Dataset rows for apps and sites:
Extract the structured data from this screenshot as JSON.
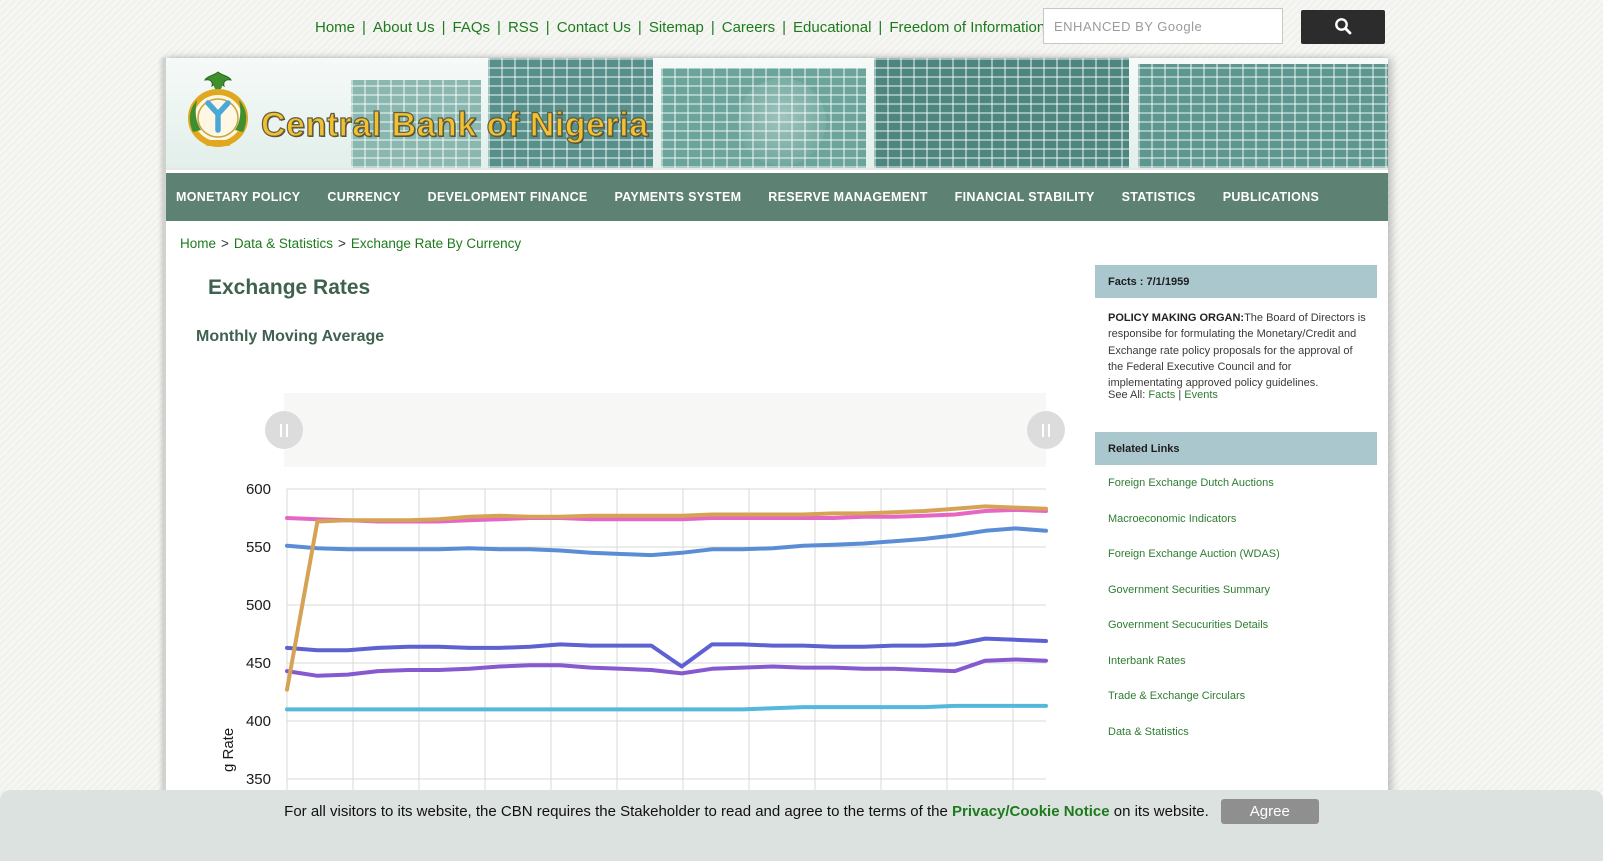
{
  "topbar": {
    "links": [
      "Home",
      "About Us",
      "FAQs",
      "RSS",
      "Contact Us",
      "Sitemap",
      "Careers",
      "Educational",
      "Freedom of Information"
    ],
    "separator": "|",
    "search_placeholder": "ENHANCED BY Google"
  },
  "header": {
    "site_title": "Central Bank of Nigeria"
  },
  "navbar": {
    "items": [
      "MONETARY POLICY",
      "CURRENCY",
      "DEVELOPMENT FINANCE",
      "PAYMENTS SYSTEM",
      "RESERVE MANAGEMENT",
      "FINANCIAL STABILITY",
      "STATISTICS",
      "PUBLICATIONS"
    ]
  },
  "breadcrumb": {
    "items": [
      "Home",
      "Data & Statistics",
      "Exchange Rate By Currency"
    ],
    "separator": ">"
  },
  "page": {
    "title": "Exchange Rates",
    "subtitle": "Monthly Moving Average"
  },
  "chart_data": {
    "type": "line",
    "title": "Monthly Moving Average",
    "ylabel": "g Rate",
    "yticks": [
      600,
      550,
      500,
      450,
      400,
      350
    ],
    "ylim": [
      345,
      615
    ],
    "grid": true,
    "legend_position": "none",
    "series": [
      {
        "name": "series-cyan",
        "color": "#54b8db",
        "values": [
          410,
          410,
          410,
          410,
          410,
          410,
          410,
          410,
          410,
          410,
          410,
          410,
          410,
          410,
          410,
          410,
          411,
          412,
          412,
          412,
          412,
          412,
          413,
          413,
          413,
          413
        ]
      },
      {
        "name": "series-purple",
        "color": "#8659d0",
        "values": [
          443,
          439,
          440,
          443,
          444,
          444,
          445,
          447,
          448,
          448,
          446,
          445,
          444,
          441,
          445,
          446,
          447,
          446,
          446,
          445,
          445,
          444,
          443,
          452,
          453,
          452
        ]
      },
      {
        "name": "series-indigo",
        "color": "#5e61d2",
        "values": [
          463,
          461,
          461,
          463,
          464,
          464,
          463,
          463,
          464,
          466,
          465,
          465,
          465,
          447,
          466,
          466,
          465,
          465,
          464,
          464,
          465,
          465,
          466,
          471,
          470,
          469
        ]
      },
      {
        "name": "series-blue",
        "color": "#5b8dd6",
        "values": [
          551,
          549,
          548,
          548,
          548,
          548,
          549,
          548,
          548,
          547,
          545,
          544,
          543,
          545,
          548,
          548,
          549,
          551,
          552,
          553,
          555,
          557,
          560,
          564,
          566,
          564
        ]
      },
      {
        "name": "series-pink",
        "color": "#e667c3",
        "values": [
          575,
          574,
          573,
          572,
          572,
          572,
          573,
          574,
          575,
          575,
          574,
          574,
          574,
          574,
          575,
          575,
          575,
          575,
          575,
          576,
          576,
          577,
          578,
          581,
          582,
          581
        ]
      },
      {
        "name": "series-orange",
        "color": "#d6a355",
        "values": [
          427,
          572,
          573,
          573,
          573,
          574,
          576,
          577,
          576,
          576,
          577,
          577,
          577,
          577,
          578,
          578,
          578,
          578,
          579,
          579,
          580,
          581,
          583,
          585,
          584,
          583
        ]
      }
    ]
  },
  "sidebar": {
    "facts": {
      "header": "Facts : 7/1/1959",
      "lead": "POLICY MAKING ORGAN:",
      "body": "The Board of Directors is responsibe for formulating the Monetary/Credit and Exchange rate policy proposals for the approval of the Federal Executive Council and for implementating approved policy guidelines.",
      "see_all_label": "See All:",
      "see_all_links": [
        "Facts",
        "Events"
      ],
      "see_all_separator": "|"
    },
    "related": {
      "header": "Related Links",
      "links": [
        "Foreign Exchange Dutch Auctions",
        "Macroeconomic Indicators",
        "Foreign Exchange Auction (WDAS)",
        "Government Securities Summary",
        "Government Secucurities Details",
        "Interbank Rates",
        "Trade & Exchange Circulars",
        "Data & Statistics"
      ]
    }
  },
  "cookie": {
    "text_pre": "For all visitors to its website, the CBN requires the Stakeholder to read and agree to the terms of the ",
    "link": "Privacy/Cookie Notice",
    "text_post": " on its website.",
    "button": "Agree"
  }
}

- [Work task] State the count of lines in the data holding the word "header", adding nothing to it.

- [Exercise solution] 3